I mean, why are the Kitsune dying out when the werewolves are doing just fine? Surely there were plenty of other supernatural creatures nearer home they could breed with? Why travel to a country they were on bad terms with for their supernatural sperm doner. Plus, kitsune and shape shifters in Japanese mythology typically try and breed with nobility, so the Danvers would be of low blood and beneath them.

It’s a shame we had to do this, to walk into so many unfortunate racial tropes for no other reason than to give Jeremy a bit of extra magic- which could have been done another way, as to my knowledge mind powers aren’t amongst the typical kitsune skill set anyway ; it was interesting delving into Malcolm’s twisted psyche, and Jaime was her usual awesome sassy self. Plus, it was nice seeing Jaime and Jeremy interacting as a normal couple, having to make time to see each other, working around each others schedules and responsibilities. Damnit, why did we have go there book? You were so brilliant otherwise!

VERDICT: Ignoring the tropey racial disaster zone that were Infusion and Kitsunegari, Men Of The Otherworld was an excellent collection that did everything a set of short stories about a main series should do: they told a story in their own right, and added a lot of depth to the series main characters.

RATING: 4 wolves out of a pack of 5

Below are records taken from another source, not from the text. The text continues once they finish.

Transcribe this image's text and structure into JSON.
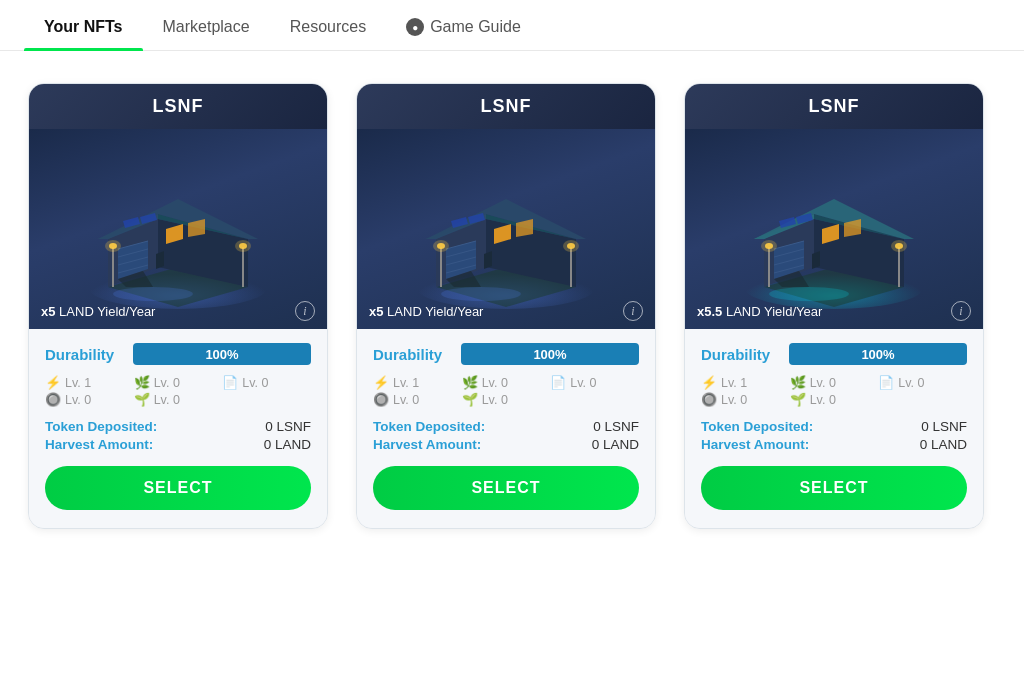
{
  "nav": {
    "items": [
      {
        "id": "your-nfts",
        "label": "Your NFTs",
        "active": true
      },
      {
        "id": "marketplace",
        "label": "Marketplace",
        "active": false
      },
      {
        "id": "resources",
        "label": "Resources",
        "active": false
      },
      {
        "id": "game-guide",
        "label": "Game Guide",
        "active": false,
        "hasIcon": true
      }
    ]
  },
  "cards": [
    {
      "id": "card-1",
      "title": "LSNF",
      "yield_num": "x5",
      "yield_label": "LAND Yield/Year",
      "durability_pct": "100%",
      "levels": [
        {
          "icon": "⚡",
          "label": "Lv. 1"
        },
        {
          "icon": "🌿",
          "label": "Lv. 0"
        },
        {
          "icon": "📄",
          "label": "Lv. 0"
        },
        {
          "icon": "🔘",
          "label": "Lv. 0"
        },
        {
          "icon": "🌱",
          "label": "Lv. 0"
        }
      ],
      "token_deposited_label": "Token Deposited:",
      "token_deposited_value": "0 LSNF",
      "harvest_amount_label": "Harvest Amount:",
      "harvest_amount_value": "0 LAND",
      "select_label": "SELECT",
      "hue": "blue"
    },
    {
      "id": "card-2",
      "title": "LSNF",
      "yield_num": "x5",
      "yield_label": "LAND Yield/Year",
      "durability_pct": "100%",
      "levels": [
        {
          "icon": "⚡",
          "label": "Lv. 1"
        },
        {
          "icon": "🌿",
          "label": "Lv. 0"
        },
        {
          "icon": "📄",
          "label": "Lv. 0"
        },
        {
          "icon": "🔘",
          "label": "Lv. 0"
        },
        {
          "icon": "🌱",
          "label": "Lv. 0"
        }
      ],
      "token_deposited_label": "Token Deposited:",
      "token_deposited_value": "0 LSNF",
      "harvest_amount_label": "Harvest Amount:",
      "harvest_amount_value": "0 LAND",
      "select_label": "SELECT",
      "hue": "blue"
    },
    {
      "id": "card-3",
      "title": "LSNF",
      "yield_num": "x5.5",
      "yield_label": "LAND Yield/Year",
      "durability_pct": "100%",
      "levels": [
        {
          "icon": "⚡",
          "label": "Lv. 1"
        },
        {
          "icon": "🌿",
          "label": "Lv. 0"
        },
        {
          "icon": "📄",
          "label": "Lv. 0"
        },
        {
          "icon": "🔘",
          "label": "Lv. 0"
        },
        {
          "icon": "🌱",
          "label": "Lv. 0"
        }
      ],
      "token_deposited_label": "Token Deposited:",
      "token_deposited_value": "0 LSNF",
      "harvest_amount_label": "Harvest Amount:",
      "harvest_amount_value": "0 LAND",
      "select_label": "SELECT",
      "hue": "cyan"
    }
  ]
}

And on a final note, the English cover looks so much, and so much better than the alternative version. It’s good to know that at least Women Of The Other World is going equal ops on terrible torso pictures: